:: WHAT YOU HAVE TO DO ::
Using the listing below, work out how many lines carry the word "Produção", and state nothing but that number.

:: RECORDS FOR THE TASK ::
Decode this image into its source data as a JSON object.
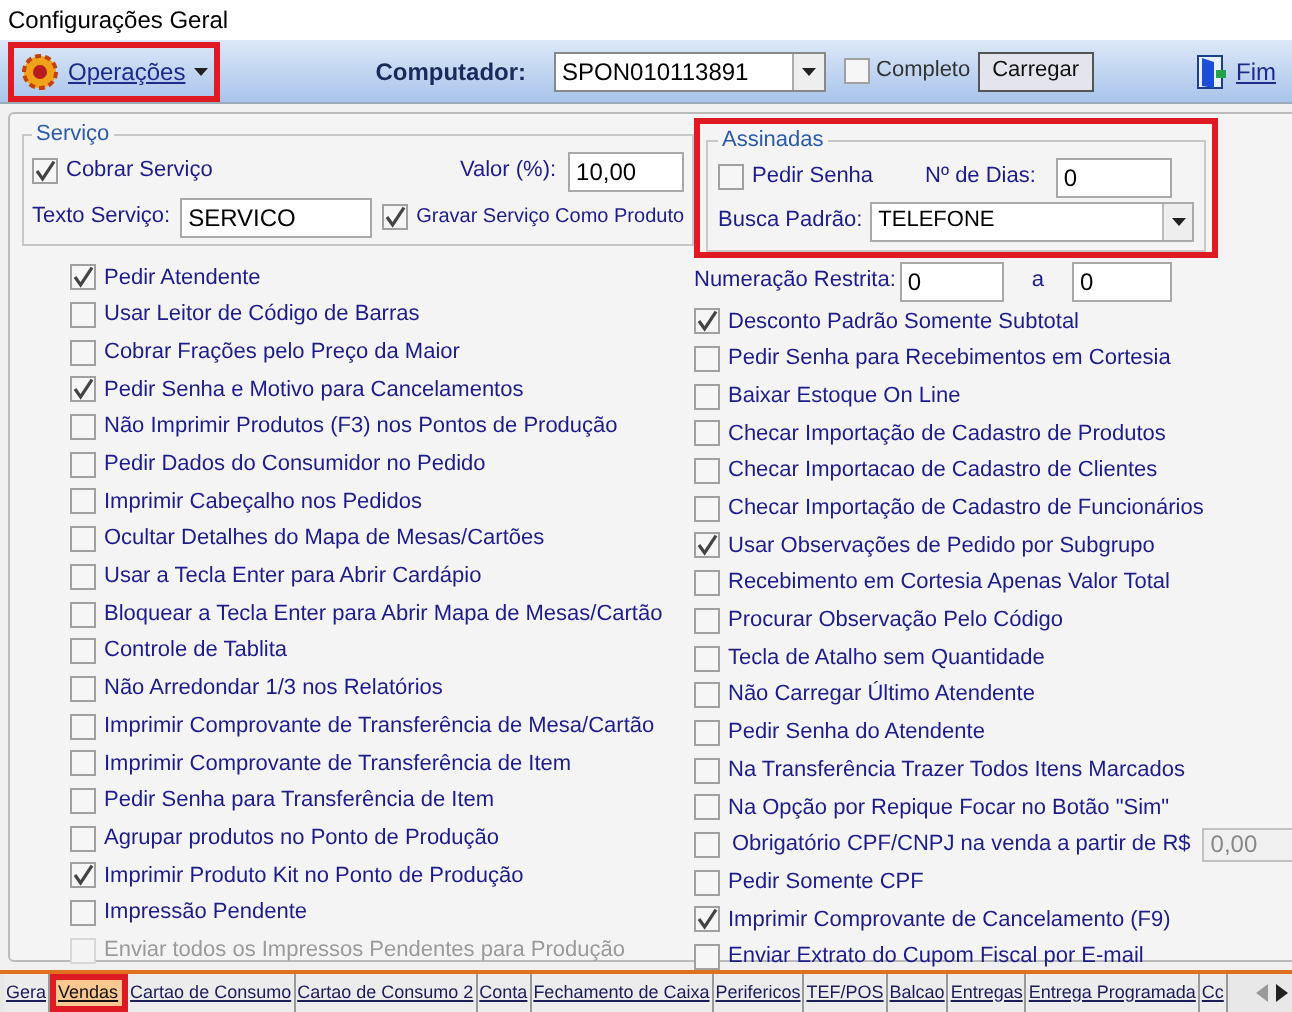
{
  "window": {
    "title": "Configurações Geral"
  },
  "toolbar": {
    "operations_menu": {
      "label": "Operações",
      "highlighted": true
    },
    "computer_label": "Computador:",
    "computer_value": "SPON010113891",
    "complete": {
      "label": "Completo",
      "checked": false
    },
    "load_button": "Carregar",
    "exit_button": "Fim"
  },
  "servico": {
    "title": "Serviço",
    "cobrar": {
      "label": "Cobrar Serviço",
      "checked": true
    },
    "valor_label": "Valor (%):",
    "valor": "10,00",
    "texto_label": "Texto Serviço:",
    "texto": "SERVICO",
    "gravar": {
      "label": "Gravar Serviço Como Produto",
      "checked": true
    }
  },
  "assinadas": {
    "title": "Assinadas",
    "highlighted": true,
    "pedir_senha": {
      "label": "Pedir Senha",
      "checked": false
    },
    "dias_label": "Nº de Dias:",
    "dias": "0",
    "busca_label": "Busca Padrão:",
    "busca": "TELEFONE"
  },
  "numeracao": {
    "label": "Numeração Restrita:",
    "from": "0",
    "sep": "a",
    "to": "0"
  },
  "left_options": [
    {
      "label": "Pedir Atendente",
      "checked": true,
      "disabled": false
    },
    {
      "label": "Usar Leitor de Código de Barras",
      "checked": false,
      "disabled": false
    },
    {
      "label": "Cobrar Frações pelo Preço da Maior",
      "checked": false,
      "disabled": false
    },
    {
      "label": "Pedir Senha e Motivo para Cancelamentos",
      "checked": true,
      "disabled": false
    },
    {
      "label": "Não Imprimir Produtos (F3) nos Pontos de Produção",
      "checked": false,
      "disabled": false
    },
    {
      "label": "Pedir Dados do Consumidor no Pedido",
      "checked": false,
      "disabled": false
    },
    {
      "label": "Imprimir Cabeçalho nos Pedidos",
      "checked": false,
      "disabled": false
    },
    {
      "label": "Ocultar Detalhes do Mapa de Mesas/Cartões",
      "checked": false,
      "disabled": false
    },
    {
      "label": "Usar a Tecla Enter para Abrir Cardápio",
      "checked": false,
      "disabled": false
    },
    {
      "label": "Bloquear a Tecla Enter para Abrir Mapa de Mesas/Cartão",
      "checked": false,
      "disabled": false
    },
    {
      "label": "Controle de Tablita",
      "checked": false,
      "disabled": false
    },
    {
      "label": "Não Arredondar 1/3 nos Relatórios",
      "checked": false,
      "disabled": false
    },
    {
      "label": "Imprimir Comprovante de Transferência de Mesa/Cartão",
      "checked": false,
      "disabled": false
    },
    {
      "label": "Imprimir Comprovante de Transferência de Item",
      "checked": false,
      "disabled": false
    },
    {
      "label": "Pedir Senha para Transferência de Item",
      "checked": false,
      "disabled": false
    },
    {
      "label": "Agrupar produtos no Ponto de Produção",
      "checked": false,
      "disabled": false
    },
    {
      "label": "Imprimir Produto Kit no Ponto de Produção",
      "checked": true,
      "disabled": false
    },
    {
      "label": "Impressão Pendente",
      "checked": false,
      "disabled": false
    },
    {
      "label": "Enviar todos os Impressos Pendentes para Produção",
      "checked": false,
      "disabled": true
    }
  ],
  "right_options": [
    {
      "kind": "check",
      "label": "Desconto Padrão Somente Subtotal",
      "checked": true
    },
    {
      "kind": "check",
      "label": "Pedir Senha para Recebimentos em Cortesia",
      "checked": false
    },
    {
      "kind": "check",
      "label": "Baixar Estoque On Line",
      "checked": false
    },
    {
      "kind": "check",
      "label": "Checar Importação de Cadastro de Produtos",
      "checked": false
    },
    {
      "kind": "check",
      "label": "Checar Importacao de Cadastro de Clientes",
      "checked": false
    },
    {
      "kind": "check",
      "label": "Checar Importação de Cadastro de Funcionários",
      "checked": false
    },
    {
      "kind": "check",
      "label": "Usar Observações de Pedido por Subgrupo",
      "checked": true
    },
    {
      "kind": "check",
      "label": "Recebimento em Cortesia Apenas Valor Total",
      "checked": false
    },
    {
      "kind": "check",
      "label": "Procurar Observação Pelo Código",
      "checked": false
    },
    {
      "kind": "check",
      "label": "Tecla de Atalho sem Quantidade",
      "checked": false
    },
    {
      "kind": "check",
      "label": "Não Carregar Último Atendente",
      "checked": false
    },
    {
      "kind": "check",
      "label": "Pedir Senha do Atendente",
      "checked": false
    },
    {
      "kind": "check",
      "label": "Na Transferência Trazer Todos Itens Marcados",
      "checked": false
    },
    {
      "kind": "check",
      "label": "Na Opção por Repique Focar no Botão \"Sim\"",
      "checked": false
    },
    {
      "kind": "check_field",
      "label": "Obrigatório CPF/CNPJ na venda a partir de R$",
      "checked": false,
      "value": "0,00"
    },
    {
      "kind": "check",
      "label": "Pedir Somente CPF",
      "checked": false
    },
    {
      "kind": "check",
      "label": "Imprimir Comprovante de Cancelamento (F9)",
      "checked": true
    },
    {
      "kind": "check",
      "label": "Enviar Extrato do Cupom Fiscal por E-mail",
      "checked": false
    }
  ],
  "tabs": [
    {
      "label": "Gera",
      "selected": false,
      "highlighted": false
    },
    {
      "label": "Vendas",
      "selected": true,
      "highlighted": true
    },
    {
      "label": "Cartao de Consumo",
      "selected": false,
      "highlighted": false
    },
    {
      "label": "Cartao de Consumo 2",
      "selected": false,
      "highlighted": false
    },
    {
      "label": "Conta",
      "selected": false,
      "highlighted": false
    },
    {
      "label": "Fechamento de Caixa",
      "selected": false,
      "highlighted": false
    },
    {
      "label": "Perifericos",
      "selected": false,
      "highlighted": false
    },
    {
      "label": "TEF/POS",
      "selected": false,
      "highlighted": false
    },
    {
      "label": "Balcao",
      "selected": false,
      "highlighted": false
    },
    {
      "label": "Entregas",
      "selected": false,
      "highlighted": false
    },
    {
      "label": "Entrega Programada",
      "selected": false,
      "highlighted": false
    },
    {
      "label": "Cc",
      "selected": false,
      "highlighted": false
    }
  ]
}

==

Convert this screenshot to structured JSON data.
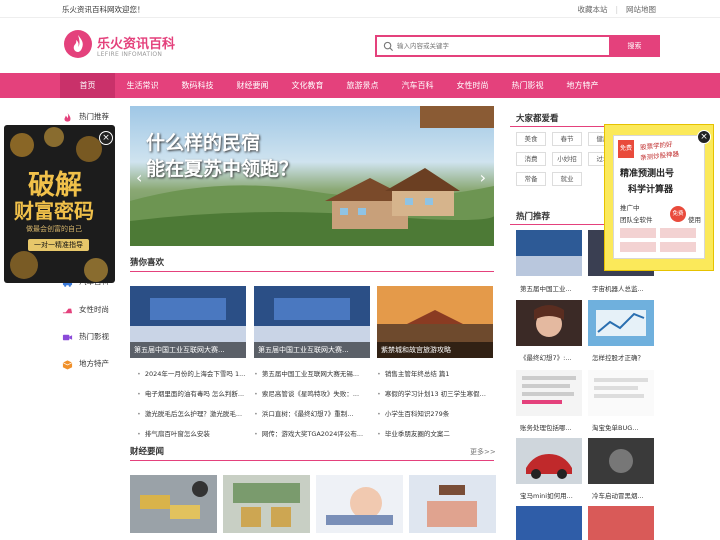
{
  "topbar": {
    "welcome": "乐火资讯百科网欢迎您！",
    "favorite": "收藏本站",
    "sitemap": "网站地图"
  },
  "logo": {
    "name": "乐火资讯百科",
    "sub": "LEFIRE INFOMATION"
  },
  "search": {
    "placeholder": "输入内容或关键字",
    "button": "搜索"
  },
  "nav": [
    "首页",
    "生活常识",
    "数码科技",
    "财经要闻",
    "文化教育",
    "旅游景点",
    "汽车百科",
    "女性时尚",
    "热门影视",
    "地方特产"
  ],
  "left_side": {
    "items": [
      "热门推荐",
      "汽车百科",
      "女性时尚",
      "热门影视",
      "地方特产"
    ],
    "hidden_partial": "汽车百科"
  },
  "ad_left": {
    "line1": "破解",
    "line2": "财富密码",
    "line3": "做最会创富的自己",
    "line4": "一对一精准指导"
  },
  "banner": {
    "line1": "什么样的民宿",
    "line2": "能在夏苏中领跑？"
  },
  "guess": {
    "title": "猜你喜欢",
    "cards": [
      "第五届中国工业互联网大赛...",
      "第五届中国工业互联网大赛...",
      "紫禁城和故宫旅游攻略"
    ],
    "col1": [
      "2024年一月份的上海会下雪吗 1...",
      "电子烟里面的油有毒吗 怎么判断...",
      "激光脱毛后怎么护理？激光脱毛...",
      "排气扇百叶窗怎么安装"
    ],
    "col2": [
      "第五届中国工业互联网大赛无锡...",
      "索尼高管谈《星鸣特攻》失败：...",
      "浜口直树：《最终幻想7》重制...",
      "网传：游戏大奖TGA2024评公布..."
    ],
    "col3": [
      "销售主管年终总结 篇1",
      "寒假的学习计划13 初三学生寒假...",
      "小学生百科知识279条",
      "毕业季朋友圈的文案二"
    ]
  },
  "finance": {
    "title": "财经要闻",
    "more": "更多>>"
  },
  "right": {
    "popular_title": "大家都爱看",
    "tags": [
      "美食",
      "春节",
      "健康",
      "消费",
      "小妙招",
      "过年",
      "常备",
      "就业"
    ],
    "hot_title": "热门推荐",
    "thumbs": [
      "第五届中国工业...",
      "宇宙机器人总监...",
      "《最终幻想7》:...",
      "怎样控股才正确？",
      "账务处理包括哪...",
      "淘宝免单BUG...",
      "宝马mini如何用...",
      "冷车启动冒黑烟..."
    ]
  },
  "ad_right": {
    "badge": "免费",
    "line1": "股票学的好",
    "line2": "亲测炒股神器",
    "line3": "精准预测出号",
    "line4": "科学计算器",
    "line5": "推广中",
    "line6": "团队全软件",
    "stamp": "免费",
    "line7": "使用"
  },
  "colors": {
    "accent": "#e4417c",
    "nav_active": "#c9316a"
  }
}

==

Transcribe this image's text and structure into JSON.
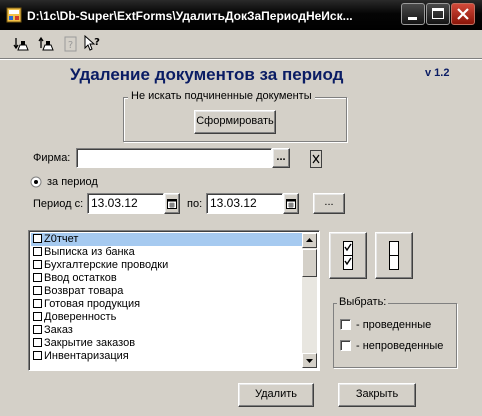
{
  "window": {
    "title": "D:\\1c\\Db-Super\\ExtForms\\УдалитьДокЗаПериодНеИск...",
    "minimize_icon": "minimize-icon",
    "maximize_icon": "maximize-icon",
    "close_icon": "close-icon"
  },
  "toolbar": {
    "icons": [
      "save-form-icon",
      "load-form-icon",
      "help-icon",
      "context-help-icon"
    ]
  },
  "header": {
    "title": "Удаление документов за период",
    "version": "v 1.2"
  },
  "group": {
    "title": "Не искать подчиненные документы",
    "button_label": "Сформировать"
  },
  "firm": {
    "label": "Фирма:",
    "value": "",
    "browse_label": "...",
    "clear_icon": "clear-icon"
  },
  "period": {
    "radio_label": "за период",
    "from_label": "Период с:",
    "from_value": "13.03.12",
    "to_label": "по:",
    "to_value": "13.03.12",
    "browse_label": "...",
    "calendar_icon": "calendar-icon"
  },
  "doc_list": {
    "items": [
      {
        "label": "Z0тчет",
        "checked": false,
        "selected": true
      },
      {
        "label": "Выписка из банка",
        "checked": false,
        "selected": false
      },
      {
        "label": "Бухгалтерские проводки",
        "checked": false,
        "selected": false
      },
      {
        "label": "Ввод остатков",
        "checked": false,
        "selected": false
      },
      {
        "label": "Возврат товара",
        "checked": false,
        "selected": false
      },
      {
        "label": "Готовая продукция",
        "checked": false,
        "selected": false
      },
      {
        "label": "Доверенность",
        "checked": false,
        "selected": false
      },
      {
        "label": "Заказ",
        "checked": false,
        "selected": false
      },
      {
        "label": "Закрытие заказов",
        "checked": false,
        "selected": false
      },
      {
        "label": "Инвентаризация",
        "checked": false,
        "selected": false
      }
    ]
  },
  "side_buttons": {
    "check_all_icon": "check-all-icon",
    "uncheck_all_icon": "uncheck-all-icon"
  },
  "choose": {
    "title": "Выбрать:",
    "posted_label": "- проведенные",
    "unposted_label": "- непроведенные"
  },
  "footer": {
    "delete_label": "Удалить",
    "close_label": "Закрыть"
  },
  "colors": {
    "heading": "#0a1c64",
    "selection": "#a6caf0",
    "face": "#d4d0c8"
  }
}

:: RESULT BELOW ::
4